This conference held for inspirational writers (or any writers) is the best value I've found. I attended the one in Tuscaloosa, Alabama and went home with enough prize money to pay for the entire conference, plus I learned craft and had fun networking. See here:
My advice is to make conferences a regular part of your writer life. Each year commit to at least one, and be active, meaning enter contests, get manuscript evaluations, meet and greet. You will come away with renewed energy.  Be Inspired! G.H. Sherrer

Saturday, March 3, 2012

A Bright Day Dawns

As the sun peeks over the ridges here in Alabama, I'm thankful for another day's dawning... calmly. Yesterday's line of terrific storms and tornados stretching almost from Canada to the Gulf wreaked horror. Writing? Who had focus? I stayed in hyper alert mode all day. Even Facebook friends were mostly absent or sending hopes and prayers, speaking out of fear. Not a Facebook friend yet? Look for me there... but before another stormy day hits the country.

My weather alarm blared around 11:00pm last night, giving the 66th and final severe weather alert for the day. High winds and hail, the voice said. Do not travel unless necessary. On the road approaching  midnight? Well, I kept vigil for an hour and then fell peacefully aslseep until morning's light. 

So, good morning, World! It's great to be alive and with all the timbers of my house intact! What tidbit can I offer writers today to lend a helping hand? There's a Web site I've found to be a great writer resource. Check out and thank you for reading my blog. -G.H. Sherrer  

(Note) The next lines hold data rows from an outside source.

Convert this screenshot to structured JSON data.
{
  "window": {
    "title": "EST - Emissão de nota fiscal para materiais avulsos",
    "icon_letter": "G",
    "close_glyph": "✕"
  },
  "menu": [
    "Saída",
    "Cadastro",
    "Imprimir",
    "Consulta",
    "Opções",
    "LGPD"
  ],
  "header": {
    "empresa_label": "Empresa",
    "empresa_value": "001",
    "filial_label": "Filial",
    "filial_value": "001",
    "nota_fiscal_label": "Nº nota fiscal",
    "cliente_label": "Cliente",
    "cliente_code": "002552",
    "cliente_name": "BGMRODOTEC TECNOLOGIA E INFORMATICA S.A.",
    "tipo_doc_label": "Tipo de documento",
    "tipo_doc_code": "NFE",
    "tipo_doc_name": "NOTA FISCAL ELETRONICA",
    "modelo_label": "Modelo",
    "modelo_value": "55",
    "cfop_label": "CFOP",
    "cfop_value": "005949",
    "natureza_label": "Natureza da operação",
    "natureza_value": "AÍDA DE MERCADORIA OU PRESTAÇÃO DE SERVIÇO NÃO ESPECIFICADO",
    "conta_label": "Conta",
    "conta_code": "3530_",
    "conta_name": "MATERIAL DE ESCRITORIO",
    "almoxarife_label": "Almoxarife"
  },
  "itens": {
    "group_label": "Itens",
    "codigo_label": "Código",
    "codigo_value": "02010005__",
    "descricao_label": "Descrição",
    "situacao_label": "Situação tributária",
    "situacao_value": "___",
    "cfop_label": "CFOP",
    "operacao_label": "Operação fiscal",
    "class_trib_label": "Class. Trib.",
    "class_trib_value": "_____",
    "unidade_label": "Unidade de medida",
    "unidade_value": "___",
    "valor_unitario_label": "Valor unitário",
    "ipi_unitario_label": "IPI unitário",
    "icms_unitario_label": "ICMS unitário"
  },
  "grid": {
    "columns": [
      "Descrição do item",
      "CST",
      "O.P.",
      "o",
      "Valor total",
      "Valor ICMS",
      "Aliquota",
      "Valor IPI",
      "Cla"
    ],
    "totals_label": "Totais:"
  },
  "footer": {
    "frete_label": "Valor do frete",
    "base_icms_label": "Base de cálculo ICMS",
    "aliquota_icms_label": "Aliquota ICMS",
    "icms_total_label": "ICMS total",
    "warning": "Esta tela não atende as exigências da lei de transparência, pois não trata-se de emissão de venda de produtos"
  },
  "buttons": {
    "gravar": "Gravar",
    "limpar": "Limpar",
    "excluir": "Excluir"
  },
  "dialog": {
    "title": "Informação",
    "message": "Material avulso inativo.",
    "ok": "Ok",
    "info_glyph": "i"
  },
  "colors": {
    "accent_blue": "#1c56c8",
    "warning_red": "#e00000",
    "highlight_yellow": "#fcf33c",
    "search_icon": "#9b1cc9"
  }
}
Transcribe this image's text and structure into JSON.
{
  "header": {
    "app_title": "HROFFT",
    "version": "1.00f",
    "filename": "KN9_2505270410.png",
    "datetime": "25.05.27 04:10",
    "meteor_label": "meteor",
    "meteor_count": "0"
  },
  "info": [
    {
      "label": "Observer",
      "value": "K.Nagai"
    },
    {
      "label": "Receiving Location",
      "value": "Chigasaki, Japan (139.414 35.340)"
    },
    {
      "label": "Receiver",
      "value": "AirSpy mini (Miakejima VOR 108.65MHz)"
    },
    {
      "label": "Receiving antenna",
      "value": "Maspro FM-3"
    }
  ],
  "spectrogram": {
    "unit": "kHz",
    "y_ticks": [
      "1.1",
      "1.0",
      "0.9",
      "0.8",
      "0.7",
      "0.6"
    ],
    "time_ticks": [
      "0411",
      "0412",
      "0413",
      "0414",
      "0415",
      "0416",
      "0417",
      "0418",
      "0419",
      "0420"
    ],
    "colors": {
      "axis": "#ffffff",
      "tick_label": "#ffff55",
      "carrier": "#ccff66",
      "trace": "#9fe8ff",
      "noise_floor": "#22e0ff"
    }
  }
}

Thursday, March 1, 2012

Got Muse?

Is your inspiration dried up as a New Mexico canyon? Try writing more regularly, why don't you? I have a theory. If you're truly a writer you will write. A muse? Not necessary. The creative juices flow always, even in sleep. Even so, some need a jump start.

What inspires writers is as diverse as people are on the planet. One doesn't have to look beyond their own group of friends or family, don't need to travel widely though it can give greater insight than armchair explorations. Inspiring scenes, settings, characters are everywhere. If you'll look more closely at details.

Writers need to write on a steady basis. That's one way we improve craft. Not that MFA programs and workshops don't have their place, but that's a subject for another day. Many writers need a boost, a gentle nudge to get them going. That's where prompts come in. Poets & Writers Magazine has a wonderful Web site where prompts are posted at I have their comments and one prompt below.
Write on, friends! And be inspired! -G.H. Sherrer

"The most important and underrated factor in a writer’s success is discipline. Talent and luck always help, but having a consistent writing practice is often the difference between aspiring writers and published writers.
The advice we hear from agents, editors, and authors alike is always the same: Focus on the writing. However, finding the time and inspiration to write is not always easy. That’s where creative writing prompts and exercises can help. Writing prompts provide writers with a starting place, an entry point into their writing practice. Sometimes creative writing prompts and exercises result in a workable draft of a story or poem. Other times, they may lead to what can seem like a dead end. But having to generate ideas, being pushed in a direction where you wouldn't normally go in your writing, and just plain putting pen to paper is often enough to provide that crucial dose of inspiration."


Alone in the Woods

Write a story in which a character lives alone in a desolate environment—the woods, the desert, the mountains. Describe your character going about the day, and use that action as a backdrop for revealing the reason why he or she has chosen to retreat from the world. Then, have another character enter the scene, describing how he or she arrives. What happens next?